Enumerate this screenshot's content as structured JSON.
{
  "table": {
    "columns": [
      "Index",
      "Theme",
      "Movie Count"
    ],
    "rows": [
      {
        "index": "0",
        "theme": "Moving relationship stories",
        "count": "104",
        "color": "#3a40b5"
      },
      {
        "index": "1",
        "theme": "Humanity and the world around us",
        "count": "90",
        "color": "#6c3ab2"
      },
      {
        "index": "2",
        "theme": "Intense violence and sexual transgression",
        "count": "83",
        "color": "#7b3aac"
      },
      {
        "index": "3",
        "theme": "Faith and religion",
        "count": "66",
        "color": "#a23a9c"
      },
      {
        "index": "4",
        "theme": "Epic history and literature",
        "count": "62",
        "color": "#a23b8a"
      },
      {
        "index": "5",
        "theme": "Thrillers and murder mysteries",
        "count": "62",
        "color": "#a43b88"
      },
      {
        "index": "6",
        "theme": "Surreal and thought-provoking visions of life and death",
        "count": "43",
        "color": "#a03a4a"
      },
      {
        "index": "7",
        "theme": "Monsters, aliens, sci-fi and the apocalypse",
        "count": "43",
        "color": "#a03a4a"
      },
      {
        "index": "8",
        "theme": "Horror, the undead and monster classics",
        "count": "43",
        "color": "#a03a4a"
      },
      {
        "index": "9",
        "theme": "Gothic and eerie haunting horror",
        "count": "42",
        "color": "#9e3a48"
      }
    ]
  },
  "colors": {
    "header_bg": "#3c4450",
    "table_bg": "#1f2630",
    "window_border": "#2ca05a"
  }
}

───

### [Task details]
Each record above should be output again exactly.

### [Answer for the task]
Enumerate this screenshot's content as structured JSON.
{
  "table": {
    "columns": [
      "Index",
      "Theme",
      "Movie Count"
    ],
    "rows": [
      {
        "index": "0",
        "theme": "Moving relationship stories",
        "count": "104",
        "color": "#3a40b5"
      },
      {
        "index": "1",
        "theme": "Humanity and the world around us",
        "count": "90",
        "color": "#6c3ab2"
      },
      {
        "index": "2",
        "theme": "Intense violence and sexual transgression",
        "count": "83",
        "color": "#7b3aac"
      },
      {
        "index": "3",
        "theme": "Faith and religion",
        "count": "66",
        "color": "#a23a9c"
      },
      {
        "index": "4",
        "theme": "Epic history and literature",
        "count": "62",
        "color": "#a23b8a"
      },
      {
        "index": "5",
        "theme": "Thrillers and murder mysteries",
        "count": "62",
        "color": "#a43b88"
      },
      {
        "index": "6",
        "theme": "Surreal and thought-provoking visions of life and death",
        "count": "43",
        "color": "#a03a4a"
      },
      {
        "index": "7",
        "theme": "Monsters, aliens, sci-fi and the apocalypse",
        "count": "43",
        "color": "#a03a4a"
      },
      {
        "index": "8",
        "theme": "Horror, the undead and monster classics",
        "count": "43",
        "color": "#a03a4a"
      },
      {
        "index": "9",
        "theme": "Gothic and eerie haunting horror",
        "count": "42",
        "color": "#9e3a48"
      }
    ]
  },
  "colors": {
    "header_bg": "#3c4450",
    "table_bg": "#1f2630",
    "window_border": "#2ca05a"
  }
}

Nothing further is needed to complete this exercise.